In fact, the Portuguese influenced cuisine is one of the must-try offerings from the city. Some notable restaurants include:
- Tai Lei Loi Kei – Famous for the delicious and reasonably-priced pork chop bun (served after 2:00 pm).
- Antonio’s – Michelin-starred Portuguese restaurant in Old Taipa. Here you can easily find some delicious Cod fish, Vinho Verde, and other typical Portuegese dishes. Thus, definitely should be on your list when you are in Macau!
- Fernando’s – Probably the most famous Portuguese restaurant located about 5 km from Old Taipa. Cool atmosphere with outdoor seating.

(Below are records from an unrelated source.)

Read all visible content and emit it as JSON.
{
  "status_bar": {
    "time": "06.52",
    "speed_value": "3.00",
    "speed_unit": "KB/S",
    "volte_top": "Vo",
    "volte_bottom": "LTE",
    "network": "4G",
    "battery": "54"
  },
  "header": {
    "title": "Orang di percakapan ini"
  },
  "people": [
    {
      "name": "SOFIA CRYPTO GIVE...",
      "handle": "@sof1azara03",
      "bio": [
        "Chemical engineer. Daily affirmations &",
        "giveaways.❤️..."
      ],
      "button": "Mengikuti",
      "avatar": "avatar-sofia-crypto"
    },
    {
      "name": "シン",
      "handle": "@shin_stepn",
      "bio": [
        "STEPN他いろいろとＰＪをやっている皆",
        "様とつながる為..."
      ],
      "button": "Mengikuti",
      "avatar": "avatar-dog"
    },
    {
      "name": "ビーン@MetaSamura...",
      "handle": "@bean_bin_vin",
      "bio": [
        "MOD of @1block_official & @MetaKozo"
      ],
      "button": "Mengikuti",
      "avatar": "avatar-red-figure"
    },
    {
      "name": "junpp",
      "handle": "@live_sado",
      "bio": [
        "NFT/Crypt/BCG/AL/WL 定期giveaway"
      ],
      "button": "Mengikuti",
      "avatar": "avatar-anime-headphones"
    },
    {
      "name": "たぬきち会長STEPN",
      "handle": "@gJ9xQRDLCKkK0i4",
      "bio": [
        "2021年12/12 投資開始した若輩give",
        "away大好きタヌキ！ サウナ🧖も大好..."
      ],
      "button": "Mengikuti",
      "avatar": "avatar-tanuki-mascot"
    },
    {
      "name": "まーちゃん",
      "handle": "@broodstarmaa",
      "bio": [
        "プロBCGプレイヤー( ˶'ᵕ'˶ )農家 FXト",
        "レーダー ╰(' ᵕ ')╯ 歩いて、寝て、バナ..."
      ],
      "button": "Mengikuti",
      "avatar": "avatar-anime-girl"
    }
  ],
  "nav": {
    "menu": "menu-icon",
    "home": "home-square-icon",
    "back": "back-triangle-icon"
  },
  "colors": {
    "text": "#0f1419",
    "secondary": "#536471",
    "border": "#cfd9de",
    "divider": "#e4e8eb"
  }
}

- Make sure to try the famous Portuguese egg tarts as well. They are not as good as the ones in Lisbon but they are still worth a try.
Gambling in Macau
The Portuguese legalized gambling in Macau as early as 1850, originally earning it the nickname, “the Monte Carlo of the Orient”. However, the Casino culture nowadays is much more reminiscent of Las Vegas, which is why it is now more commonly referred to as the “Vegas of Asia”. Macau is actually comprised of several small cities; Taipa and Macau-city being the largest. Both have seen massive development in recent years, with huge Vegas clones popping up all over the place. In Taipa, there is the Cotai Strip, which literally seems like a copy of the Vegas strip, lined with Vegas-owned Casinos such as The Venetian, MGM, Wynn, etc. There is also still insane development with huge infrastructure projects (one including the world’s longest bridge that connects Macau directly with Hong Kong) and massive casinos still going up. What to do in Macau? If you have a few spare bucks, a bit of gambling might be an idea, perhaps not a wise one though :)
Inside the Grand Venetian- Probably the most interesting of all the Casinos, this massive complex is surrounded by an artificial moat, fountains, and bridges. The interior is opulently decorated with Renaissance art in a decent effort to copy the that of a Venetian church. The Casino floor is massive with just about every game you can imagine and there is a hotel and many restaurants inside the building.
Casinos in downtown Macau
Macau officially surpassed Vegas in gaming revenue in 2007 and now generates 6 times the amount of as Vegas does. You must be thinking, “SIX TIMES THE AMOUNT AS VEGAS! MUST BE CRAZY THERE!”. However, just because it makes more money from the gamblers, does not mean it has successfully recreated the atmosphere that makes Vegas… Vegas.
While Vegas has evolved from merely gambling to and a city aimed at establishing itself as the “Entertainment Capitol of the World”, Macau seems to be primarily focused only on gambling. While its common to see crowded streets, hear loud music and people yelling in excitement in Vegas, the streets and Casinos in Macau generally stay very quiet. Generally, they are comprised of wealthy mainland Chinese that go with the sole intention of gambling for financial gain. The majority of them remain silent and deeply focused on whatever game they are playing and while all the casinos are filled, it is hard to find much else to do in the city, particularly at night. Walking around at midnight on Saturday night even felt like a ghost town with an eerie dichotomy of bright, colorful lights of the massive casinos and silent, empty streets. I really got the impression that many tourists never even leave their chosen casino resorts.
In sum due to its unique blend of colonial influence, local Cantonese culture, and modern casino development, Macau certainly is unlike any other place on the planet. If you like to gamble and appreciate colonial architecture and east/west cuisine fusion, Macau is definitely worth checking out. To quote my friends’ recommendation, “Do a casino crawl, hang by your hotel’s pool and enjoy and umbrella drink, walk around the historic parts of historic Macau and historic Taipa, and enjoy some delicious Macanese/Portuguese food.”
So, if you decided to go to Macau and you need a place to stay, you can check this post out.